Hendry: Ryan Potter, a junior at Clewiston High School, has been named the school district’s Sunshine State Scholar. All the state’s districts select their top 11th grade student in STEM subjects, who then meet April 8-9 in Orlando to participate in a “think tank” about difficult Florida problems. South Florida Central Life.

Colleges and universities: New College of Florida has received a donation of $4 million from the estate of Robert and Pasqualina Peterson of Sarasota. It’s the largest gift in the college’s 61-year history. Bradenton Herald.

More on graduation rates: Here are more reports on high school graduation rates in districts around the state. Citrus County Chronicle.

In the Legislature: Legislative committee meetings will continue next week. The House’s Education & Employment Committee meets Jan. 26, and appropriations subcommittees meet Jan. 27. News Service of Florida.

Around the nation: Finding a safe and open SAT or ACT testing site continues to be a problem for many American students who need the test scores to qualify for scholarships. For students from low-income families, it’s just another barrier to educational equity. Politico. A federal appeals court has ruled that it’s unconstitutional for the state of Vermont to exclude a student from a Catholic school from a program for students to dual-enroll in college courses at the public’s expense. Education Week.

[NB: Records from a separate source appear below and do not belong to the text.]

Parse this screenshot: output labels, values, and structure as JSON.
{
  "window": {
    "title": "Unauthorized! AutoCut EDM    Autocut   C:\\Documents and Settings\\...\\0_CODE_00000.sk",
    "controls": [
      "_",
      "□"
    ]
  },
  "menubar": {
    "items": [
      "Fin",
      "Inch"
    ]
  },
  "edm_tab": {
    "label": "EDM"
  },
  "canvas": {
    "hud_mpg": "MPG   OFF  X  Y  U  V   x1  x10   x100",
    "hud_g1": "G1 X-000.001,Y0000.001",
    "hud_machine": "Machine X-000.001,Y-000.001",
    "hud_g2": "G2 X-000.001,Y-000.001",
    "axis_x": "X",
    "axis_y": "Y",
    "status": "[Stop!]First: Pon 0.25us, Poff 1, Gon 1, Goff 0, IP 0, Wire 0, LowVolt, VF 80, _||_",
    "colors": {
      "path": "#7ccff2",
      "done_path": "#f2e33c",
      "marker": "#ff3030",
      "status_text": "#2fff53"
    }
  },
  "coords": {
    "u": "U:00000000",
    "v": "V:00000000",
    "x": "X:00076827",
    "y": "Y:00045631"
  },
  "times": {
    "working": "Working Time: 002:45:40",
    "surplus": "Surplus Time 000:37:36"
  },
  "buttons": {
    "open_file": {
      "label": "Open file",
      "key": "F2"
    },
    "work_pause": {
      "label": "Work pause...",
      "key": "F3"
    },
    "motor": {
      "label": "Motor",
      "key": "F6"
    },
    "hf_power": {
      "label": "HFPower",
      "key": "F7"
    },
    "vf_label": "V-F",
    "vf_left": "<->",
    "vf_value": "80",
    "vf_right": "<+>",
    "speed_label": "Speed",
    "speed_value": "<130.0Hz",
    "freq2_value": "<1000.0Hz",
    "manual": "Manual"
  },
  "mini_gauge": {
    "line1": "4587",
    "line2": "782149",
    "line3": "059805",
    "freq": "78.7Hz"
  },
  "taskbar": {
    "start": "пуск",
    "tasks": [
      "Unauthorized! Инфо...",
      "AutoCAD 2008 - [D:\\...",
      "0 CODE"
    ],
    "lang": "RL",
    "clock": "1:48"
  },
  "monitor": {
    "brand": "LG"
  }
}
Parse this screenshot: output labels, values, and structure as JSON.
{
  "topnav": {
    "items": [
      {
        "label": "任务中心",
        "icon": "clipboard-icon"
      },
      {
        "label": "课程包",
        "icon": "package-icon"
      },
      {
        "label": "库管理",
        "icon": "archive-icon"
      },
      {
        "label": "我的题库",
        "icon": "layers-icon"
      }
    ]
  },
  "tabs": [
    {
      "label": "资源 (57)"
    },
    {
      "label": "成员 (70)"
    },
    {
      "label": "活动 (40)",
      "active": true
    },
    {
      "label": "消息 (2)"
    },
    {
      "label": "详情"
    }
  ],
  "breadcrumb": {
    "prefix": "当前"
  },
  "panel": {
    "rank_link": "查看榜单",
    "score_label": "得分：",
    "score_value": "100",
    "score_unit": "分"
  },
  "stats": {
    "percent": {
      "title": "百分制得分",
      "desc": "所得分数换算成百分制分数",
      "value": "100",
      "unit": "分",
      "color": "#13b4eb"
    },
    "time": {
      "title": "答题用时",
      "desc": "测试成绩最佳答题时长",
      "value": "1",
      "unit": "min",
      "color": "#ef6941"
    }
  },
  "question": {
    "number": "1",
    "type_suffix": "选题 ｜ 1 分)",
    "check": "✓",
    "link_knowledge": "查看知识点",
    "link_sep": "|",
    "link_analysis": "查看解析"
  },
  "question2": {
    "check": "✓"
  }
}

Opinions on schools: Pluralism, diversity, tolerance and a healthy dose of humility are ingredients we need more of in education, and more of in our society in general. Let’s put less stock in our certainty and more effort into a process of discovery. Matthew Ladner, redefinED. Science teachers are a critical need in Florida — again. For at least a decade, science has been on the list of Florida Department of Education certification areas that “represent the greatest need among teachers statewide.” Brandon Haught, Florida Citizens for Science. Tens of thousands of Florida students left the public schools in fall 2020 due to the pandemic. However, the numbers of Hispanic and black 4th-graders grew substantially. It’s likely this growth was caused at least in part by the suspension in the spring of FSA testing – and the resulting suspension of the requirement to retain 3rd-graders who cannot pass the FSA tests. Paul Cottle, Bridge to Tomorrow.